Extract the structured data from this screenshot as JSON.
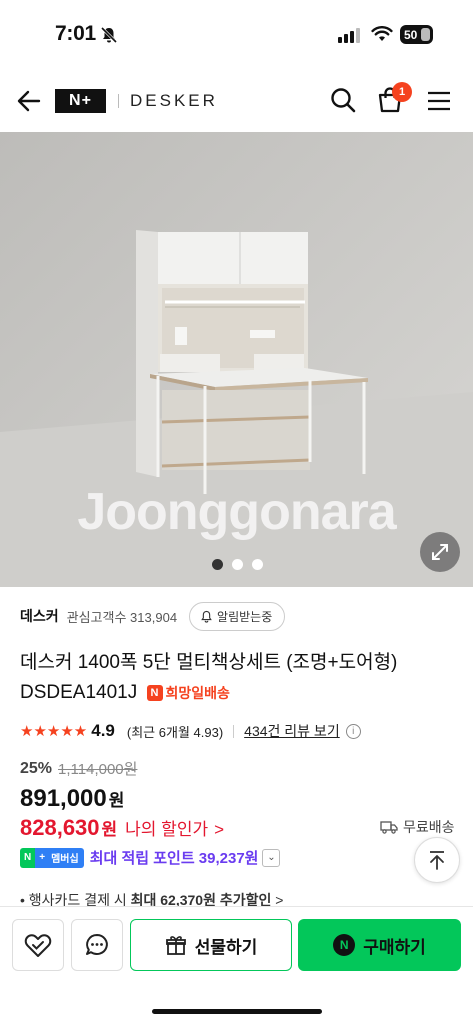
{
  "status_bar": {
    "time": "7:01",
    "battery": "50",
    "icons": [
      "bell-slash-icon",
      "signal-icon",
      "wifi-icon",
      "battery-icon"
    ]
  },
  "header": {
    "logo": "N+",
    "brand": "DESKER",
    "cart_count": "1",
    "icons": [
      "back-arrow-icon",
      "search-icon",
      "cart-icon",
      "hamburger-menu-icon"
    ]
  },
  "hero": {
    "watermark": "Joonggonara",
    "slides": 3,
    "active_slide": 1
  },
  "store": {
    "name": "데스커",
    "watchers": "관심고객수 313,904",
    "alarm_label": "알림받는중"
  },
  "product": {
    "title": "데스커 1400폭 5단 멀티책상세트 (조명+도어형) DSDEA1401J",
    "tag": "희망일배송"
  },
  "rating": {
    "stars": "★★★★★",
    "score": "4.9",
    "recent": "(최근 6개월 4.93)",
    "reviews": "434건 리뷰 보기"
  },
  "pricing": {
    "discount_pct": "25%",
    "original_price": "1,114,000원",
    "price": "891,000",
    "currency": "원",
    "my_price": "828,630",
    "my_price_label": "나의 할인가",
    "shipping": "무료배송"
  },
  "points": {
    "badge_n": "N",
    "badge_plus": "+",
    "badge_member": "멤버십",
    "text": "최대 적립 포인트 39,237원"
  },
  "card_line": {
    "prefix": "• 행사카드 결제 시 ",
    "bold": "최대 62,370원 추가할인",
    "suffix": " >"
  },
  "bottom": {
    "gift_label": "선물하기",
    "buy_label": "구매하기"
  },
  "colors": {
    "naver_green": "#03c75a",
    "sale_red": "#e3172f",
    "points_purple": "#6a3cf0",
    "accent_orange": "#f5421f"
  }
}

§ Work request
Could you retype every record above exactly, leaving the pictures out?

§ Result for this task
Extract the structured data from this screenshot as JSON.
{
  "status_bar": {
    "time": "7:01",
    "battery": "50",
    "icons": [
      "bell-slash-icon",
      "signal-icon",
      "wifi-icon",
      "battery-icon"
    ]
  },
  "header": {
    "logo": "N+",
    "brand": "DESKER",
    "cart_count": "1",
    "icons": [
      "back-arrow-icon",
      "search-icon",
      "cart-icon",
      "hamburger-menu-icon"
    ]
  },
  "hero": {
    "watermark": "Joonggonara",
    "slides": 3,
    "active_slide": 1
  },
  "store": {
    "name": "데스커",
    "watchers": "관심고객수 313,904",
    "alarm_label": "알림받는중"
  },
  "product": {
    "title": "데스커 1400폭 5단 멀티책상세트 (조명+도어형) DSDEA1401J",
    "tag": "희망일배송"
  },
  "rating": {
    "stars": "★★★★★",
    "score": "4.9",
    "recent": "(최근 6개월 4.93)",
    "reviews": "434건 리뷰 보기"
  },
  "pricing": {
    "discount_pct": "25%",
    "original_price": "1,114,000원",
    "price": "891,000",
    "currency": "원",
    "my_price": "828,630",
    "my_price_label": "나의 할인가",
    "shipping": "무료배송"
  },
  "points": {
    "badge_n": "N",
    "badge_plus": "+",
    "badge_member": "멤버십",
    "text": "최대 적립 포인트 39,237원"
  },
  "card_line": {
    "prefix": "• 행사카드 결제 시 ",
    "bold": "최대 62,370원 추가할인",
    "suffix": " >"
  },
  "bottom": {
    "gift_label": "선물하기",
    "buy_label": "구매하기"
  },
  "colors": {
    "naver_green": "#03c75a",
    "sale_red": "#e3172f",
    "points_purple": "#6a3cf0",
    "accent_orange": "#f5421f"
  }
}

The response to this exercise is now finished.